They belonged to the stonefish, an ancient species of jawless fish that can still be found in the Atlantic today. This parasitic fish has a funnel-like mouth full of teeth, used to attach to other creatures.

These new fossils, discovered in the Jurassic in northern China, are ten times larger than the oldest stonemen ever found!

The terrifying creature in the sea: "Stonehenge"

The anatomical feature that makes the gizzard shad an effective killer of lake trout and other bony fish is its disk-shaped suction cup mouth surrounded by sharp, horny teeth that allow it to latch onto an unfortunate fish.

The gizzard shark uses its stiff tongue to extract the fish's flesh so that it can begin to suck out its host's blood and other bodily fluids. One stonefish kills about 40 kilograms of fish each year.

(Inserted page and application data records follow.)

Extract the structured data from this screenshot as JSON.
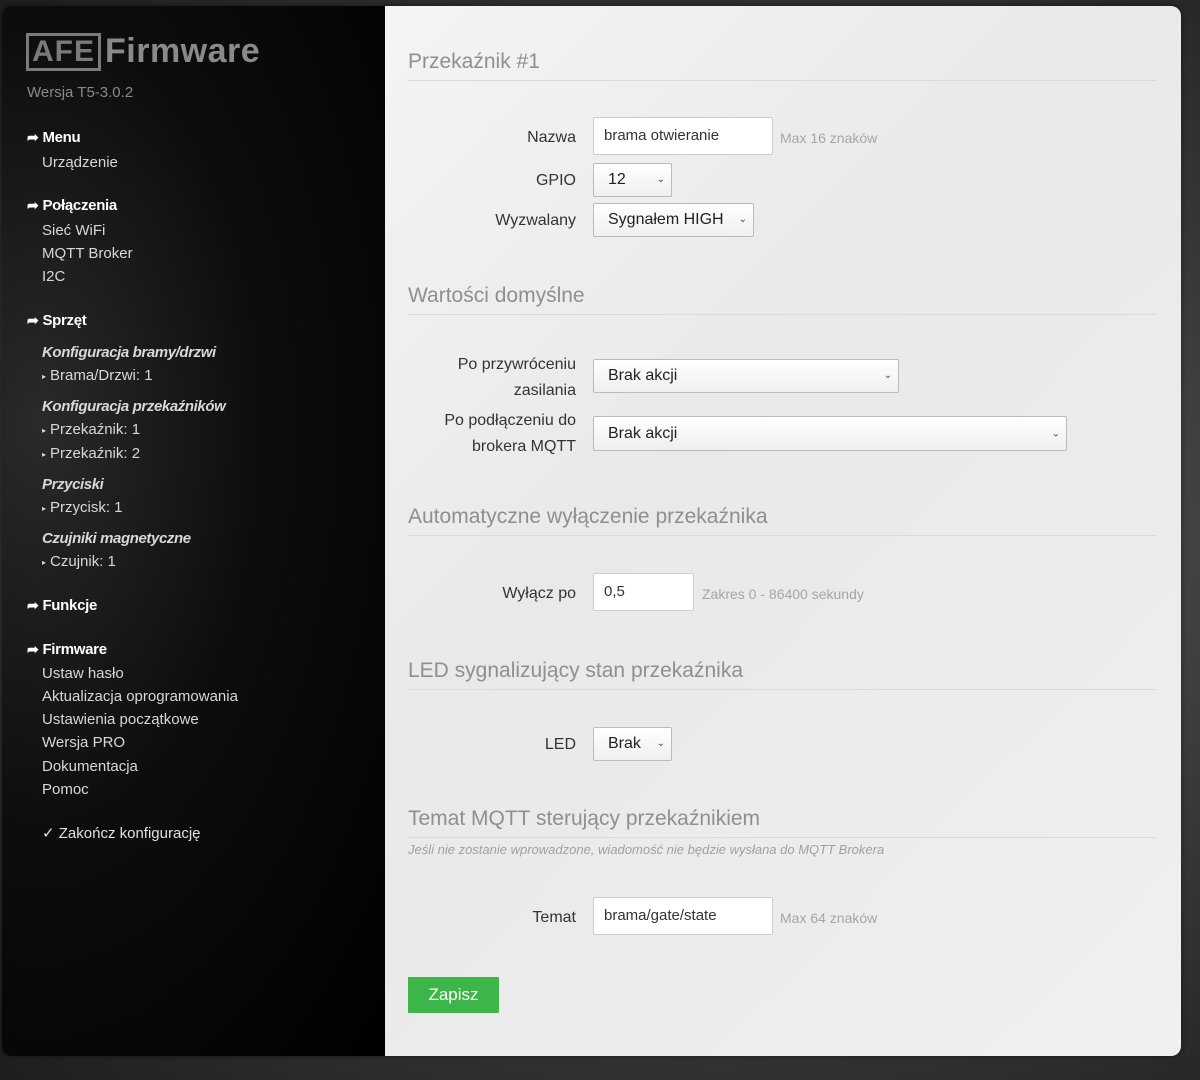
{
  "brand": {
    "logo_box": "AFE",
    "logo_text": "Firmware",
    "version": "Wersja T5-3.0.2"
  },
  "sidebar": {
    "menu_head": "Menu",
    "menu_items": [
      "Urządzenie"
    ],
    "connections_head": "Połączenia",
    "connections_items": [
      "Sieć WiFi",
      "MQTT Broker",
      "I2C"
    ],
    "hardware_head": "Sprzęt",
    "gate_config": "Konfiguracja bramy/drzwi",
    "gate_items": [
      "Brama/Drzwi: 1"
    ],
    "relay_config": "Konfiguracja przekaźników",
    "relay_items": [
      "Przekaźnik: 1",
      "Przekaźnik: 2"
    ],
    "buttons_config": "Przyciski",
    "buttons_items": [
      "Przycisk: 1"
    ],
    "sensors_config": "Czujniki magnetyczne",
    "sensors_items": [
      "Czujnik: 1"
    ],
    "functions_head": "Funkcje",
    "firmware_head": "Firmware",
    "firmware_items": [
      "Ustaw hasło",
      "Aktualizacja oprogramowania",
      "Ustawienia początkowe",
      "Wersja PRO",
      "Dokumentacja",
      "Pomoc"
    ],
    "finish": "Zakończ konfigurację"
  },
  "form": {
    "relay_title": "Przekaźnik #1",
    "name_label": "Nazwa",
    "name_value": "brama otwieranie",
    "name_hint": "Max 16 znaków",
    "gpio_label": "GPIO",
    "gpio_value": "12",
    "trigger_label": "Wyzwalany",
    "trigger_value": "Sygnałem HIGH",
    "defaults_title": "Wartości domyślne",
    "power_restore_label_1": "Po przywróceniu",
    "power_restore_label_2": "zasilania",
    "power_restore_value": "Brak akcji",
    "mqtt_connect_label_1": "Po podłączeniu do",
    "mqtt_connect_label_2": "brokera MQTT",
    "mqtt_connect_value": "Brak akcji",
    "auto_off_title": "Automatyczne wyłączenie przekaźnika",
    "off_after_label": "Wyłącz po",
    "off_after_value": "0,5",
    "off_after_hint": "Zakres 0 - 86400 sekundy",
    "led_title": "LED sygnalizujący stan przekaźnika",
    "led_label": "LED",
    "led_value": "Brak",
    "mqtt_title": "Temat MQTT sterujący przekaźnikiem",
    "mqtt_note": "Jeśli nie zostanie wprowadzone, wiadomość nie będzie wysłana do MQTT Brokera",
    "topic_label": "Temat",
    "topic_value": "brama/gate/state",
    "topic_hint": "Max 64 znaków",
    "save_label": "Zapisz"
  },
  "colors": {
    "save_button": "#3cb549",
    "sidebar_bg": "#000000"
  },
  "icons": {
    "nav_arrow": "arrow-right-icon",
    "finish_check": "check-icon",
    "bullet": "triangle-bullet-icon",
    "select_chevron": "chevron-down-icon"
  }
}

"Yanliaomyzon occisor, one of the two Jurassic species, means 'sucker killer'," says Feixiang Wu, one of the study's authors and a researcher at the Chinese Academy of Sciences. It is the largest tachymene fossil with perfectly preserved teeth ever found in the world.

Today, a gizzard shad can kill around 40 kilos of fish each year and cause massive damage to the environment. In the 1830s, these gizzard shad invaded the Great Lakes and killed many important fish such as trout, whitefish, perch and sturgeon. This led to a major collapse of fisheries in the region.